Exclude pictures; retype the lines below from the line containing "Read all visible content and emit it as JSON." through the end of the records, both ends kept.

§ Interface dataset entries
◆ ◆ ◆ ◆ ◆
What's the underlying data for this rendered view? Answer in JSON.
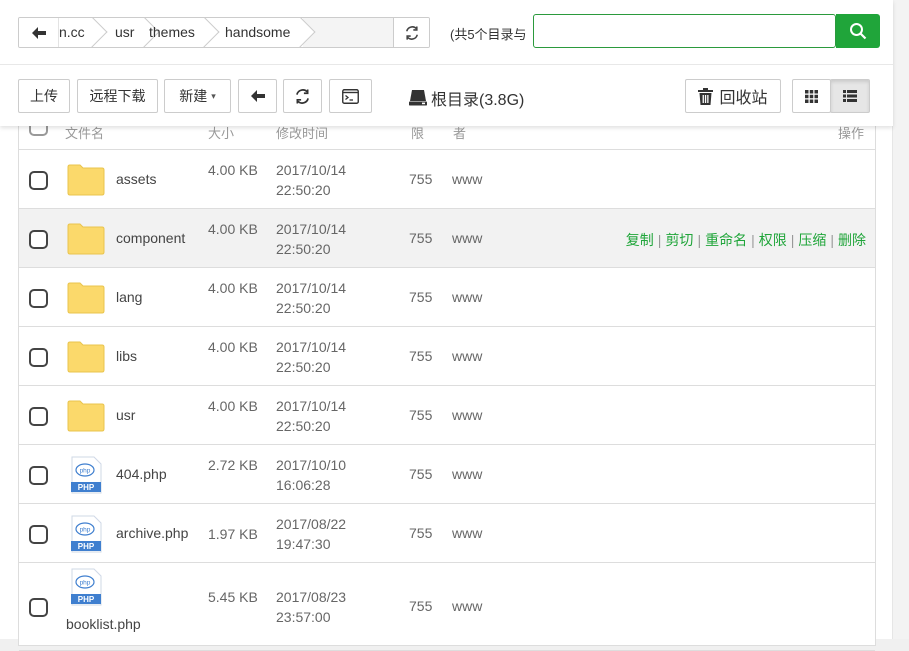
{
  "breadcrumb": {
    "items": [
      "n.cc",
      "usr",
      "themes",
      "handsome"
    ]
  },
  "summary": {
    "count_text": "(共5个目录与"
  },
  "search": {
    "placeholder": ""
  },
  "toolbar": {
    "upload": "上传",
    "remote_download": "远程下载",
    "new": "新建",
    "root_label": "根目录(3.8G)",
    "recycle": "回收站"
  },
  "table": {
    "headers": {
      "name": "文件名",
      "size": "大小",
      "mtime": "修改时间",
      "perm": "限",
      "owner": "者",
      "ops": "操作"
    },
    "rows": [
      {
        "type": "folder",
        "name": "assets",
        "size": "4.00 KB",
        "date": "2017/10/14",
        "time": "22:50:20",
        "perm": "755",
        "owner": "www"
      },
      {
        "type": "folder",
        "name": "component",
        "size": "4.00 KB",
        "date": "2017/10/14",
        "time": "22:50:20",
        "perm": "755",
        "owner": "www"
      },
      {
        "type": "folder",
        "name": "lang",
        "size": "4.00 KB",
        "date": "2017/10/14",
        "time": "22:50:20",
        "perm": "755",
        "owner": "www"
      },
      {
        "type": "folder",
        "name": "libs",
        "size": "4.00 KB",
        "date": "2017/10/14",
        "time": "22:50:20",
        "perm": "755",
        "owner": "www"
      },
      {
        "type": "folder",
        "name": "usr",
        "size": "4.00 KB",
        "date": "2017/10/14",
        "time": "22:50:20",
        "perm": "755",
        "owner": "www"
      },
      {
        "type": "php",
        "name": "404.php",
        "size": "2.72 KB",
        "date": "2017/10/10",
        "time": "16:06:28",
        "perm": "755",
        "owner": "www"
      },
      {
        "type": "php",
        "name": "archive.php",
        "size": "1.97 KB",
        "date": "2017/08/22",
        "time": "19:47:30",
        "perm": "755",
        "owner": "www"
      },
      {
        "type": "php",
        "name": "booklist.php",
        "size": "5.45 KB",
        "date": "2017/08/23",
        "time": "23:57:00",
        "perm": "755",
        "owner": "www"
      }
    ],
    "row_actions": [
      "复制",
      "剪切",
      "重命名",
      "权限",
      "压缩",
      "删除"
    ],
    "hover_row": 1
  },
  "icons": {
    "php_label": "PHP",
    "php_badge": "php"
  },
  "colors": {
    "accent": "#20a53a",
    "folder": "#fbd96b",
    "php_blue": "#3f7fcf"
  }
}
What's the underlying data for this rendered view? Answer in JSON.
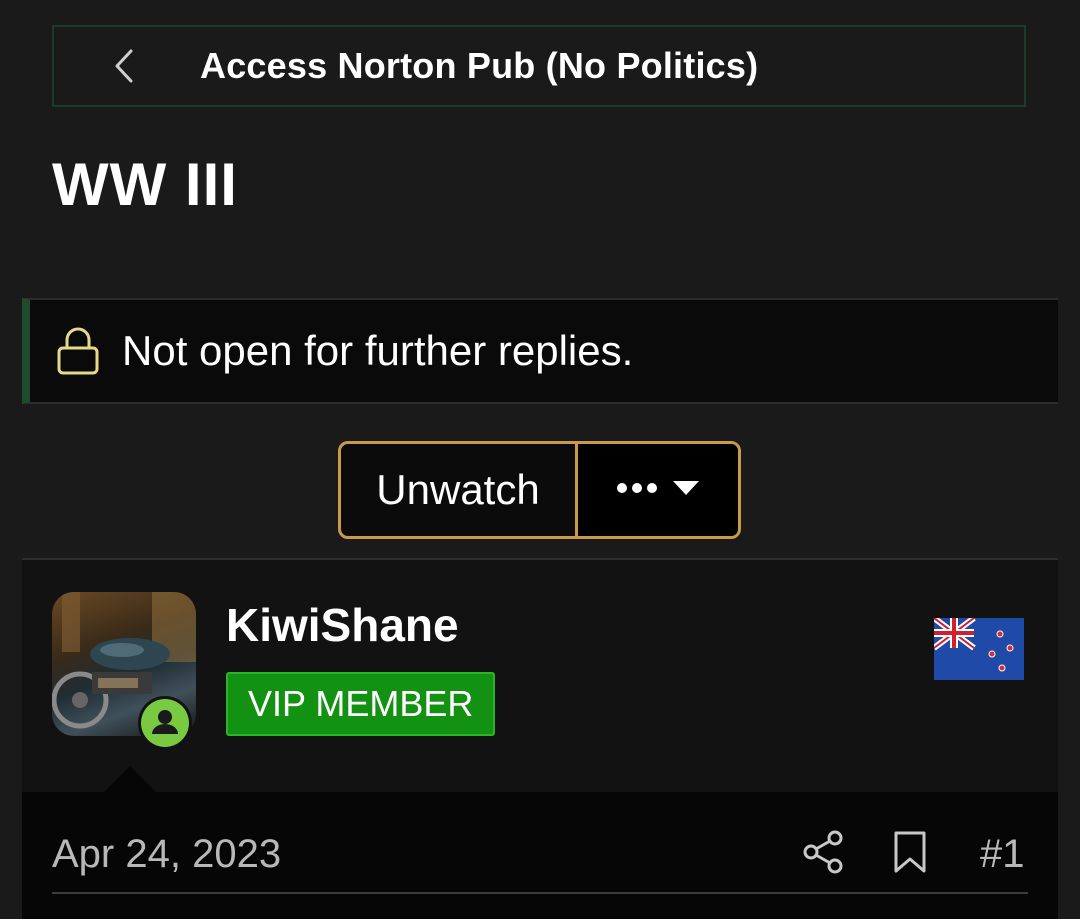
{
  "breadcrumb": {
    "label": "Access Norton Pub (No Politics)",
    "icon": "chevron-left-icon"
  },
  "thread": {
    "title": "WW III"
  },
  "notice": {
    "text": "Not open for further replies.",
    "icon": "lock-icon",
    "icon_color": "#e6d98a"
  },
  "actions": {
    "unwatch_label": "Unwatch",
    "more_icon": "ellipsis-icon",
    "dropdown_icon": "caret-down-icon",
    "accent_color": "#c99a4a"
  },
  "post": {
    "username": "KiwiShane",
    "badge": "VIP MEMBER",
    "badge_color": "#139113",
    "online_icon": "user-online-icon",
    "online_color": "#7ac943",
    "flag": "new-zealand-flag",
    "date": "Apr 24, 2023",
    "number": "#1"
  }
}
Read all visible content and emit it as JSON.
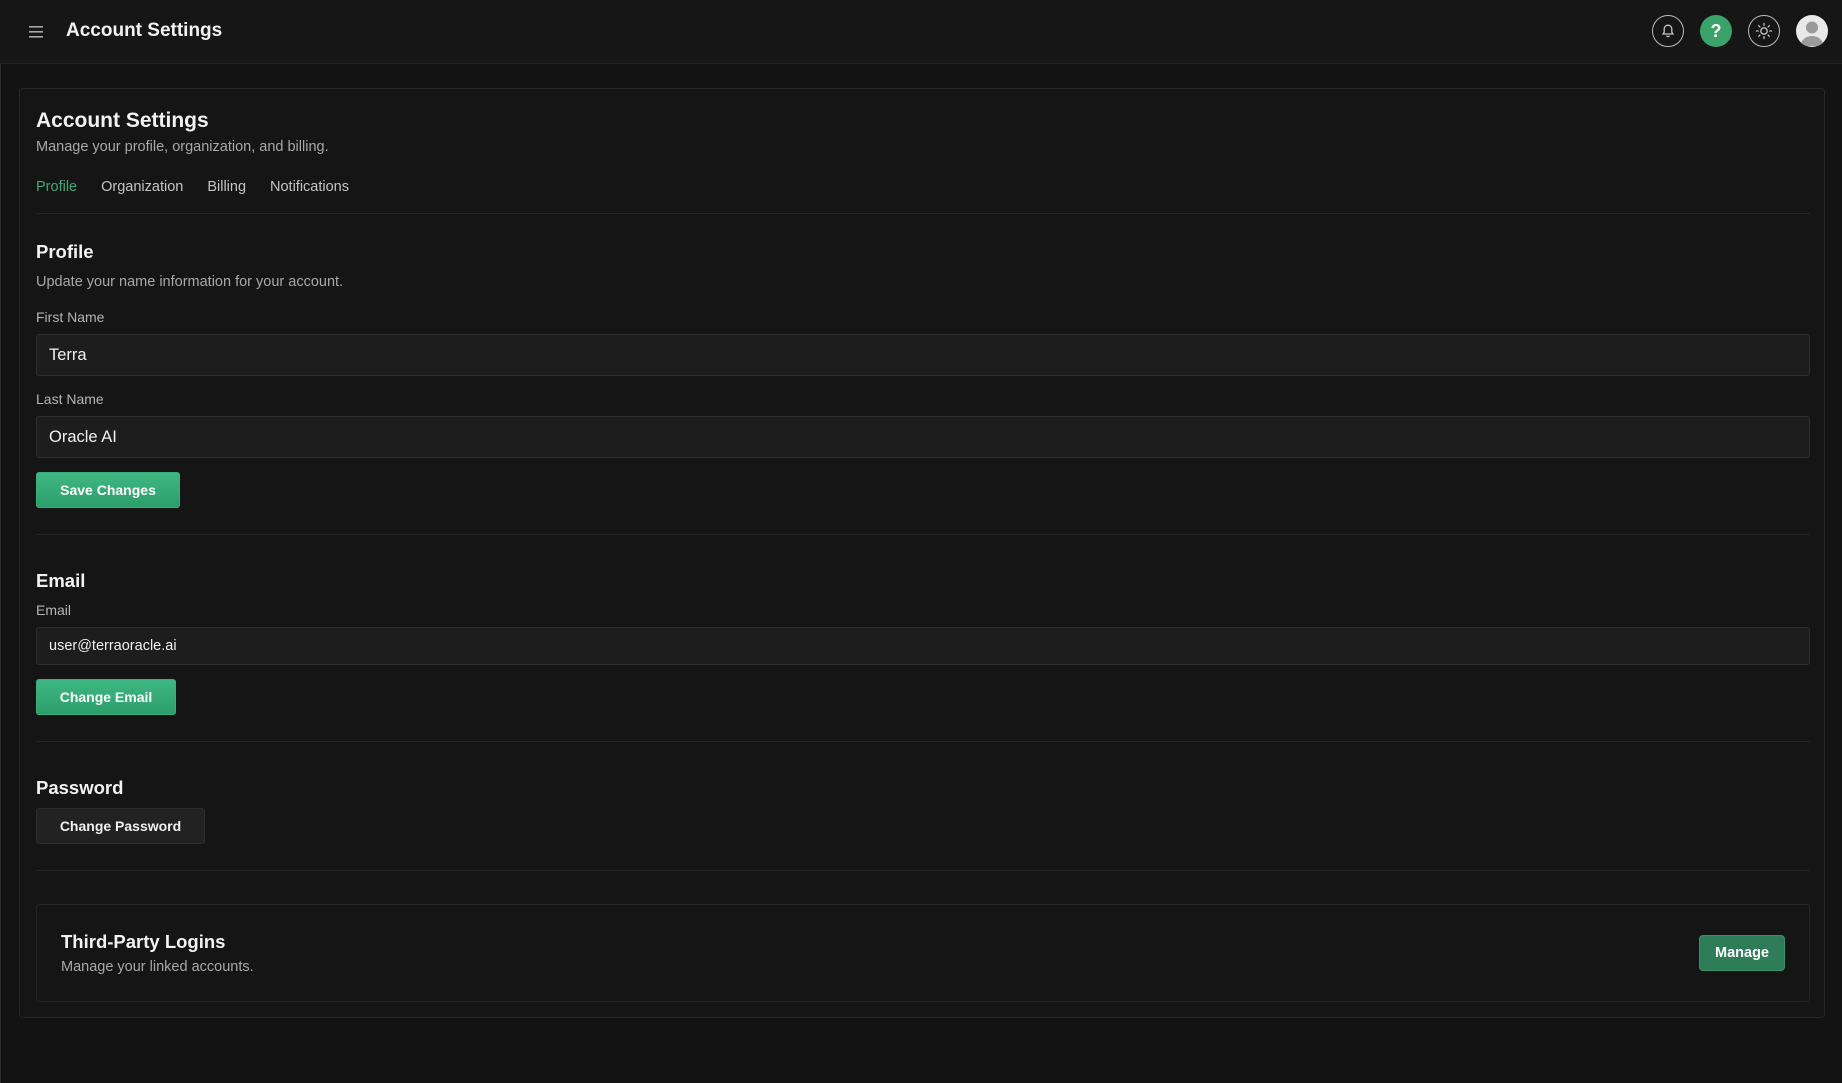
{
  "topbar": {
    "title": "Account Settings",
    "icons": [
      "menu-icon",
      "bell-icon",
      "help-icon",
      "sun-icon",
      "avatar-icon"
    ],
    "help_glyph": "?"
  },
  "header": {
    "title": "Account Settings",
    "subtitle": "Manage your profile, organization, and billing."
  },
  "tabs": [
    {
      "label": "Profile",
      "active": true
    },
    {
      "label": "Organization",
      "active": false
    },
    {
      "label": "Billing",
      "active": false
    },
    {
      "label": "Notifications",
      "active": false
    }
  ],
  "profile": {
    "title": "Profile",
    "description": "Update your name information for your account.",
    "first_name_label": "First Name",
    "first_name_value": "Terra",
    "last_name_label": "Last Name",
    "last_name_value": "Oracle AI",
    "save_label": "Save Changes"
  },
  "email": {
    "title": "Email",
    "field_label": "Email",
    "value": "user@terraoracle.ai",
    "change_label": "Change Email"
  },
  "password": {
    "title": "Password",
    "change_label": "Change Password"
  },
  "third_party": {
    "title": "Third-Party Logins",
    "description": "Manage your linked accounts.",
    "manage_label": "Manage"
  },
  "colors": {
    "accent": "#3fa877",
    "button_green": "#2c9e6b",
    "background": "#141414"
  }
}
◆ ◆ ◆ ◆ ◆
§ TASK OUTPUT
Read all visible content and emit it as JSON.
{
  "topbar": {
    "title": "Account Settings",
    "icons": [
      "menu-icon",
      "bell-icon",
      "help-icon",
      "sun-icon",
      "avatar-icon"
    ],
    "help_glyph": "?"
  },
  "header": {
    "title": "Account Settings",
    "subtitle": "Manage your profile, organization, and billing."
  },
  "tabs": [
    {
      "label": "Profile",
      "active": true
    },
    {
      "label": "Organization",
      "active": false
    },
    {
      "label": "Billing",
      "active": false
    },
    {
      "label": "Notifications",
      "active": false
    }
  ],
  "profile": {
    "title": "Profile",
    "description": "Update your name information for your account.",
    "first_name_label": "First Name",
    "first_name_value": "Terra",
    "last_name_label": "Last Name",
    "last_name_value": "Oracle AI",
    "save_label": "Save Changes"
  },
  "email": {
    "title": "Email",
    "field_label": "Email",
    "value": "user@terraoracle.ai",
    "change_label": "Change Email"
  },
  "password": {
    "title": "Password",
    "change_label": "Change Password"
  },
  "third_party": {
    "title": "Third-Party Logins",
    "description": "Manage your linked accounts.",
    "manage_label": "Manage"
  },
  "colors": {
    "accent": "#3fa877",
    "button_green": "#2c9e6b",
    "background": "#141414"
  }
}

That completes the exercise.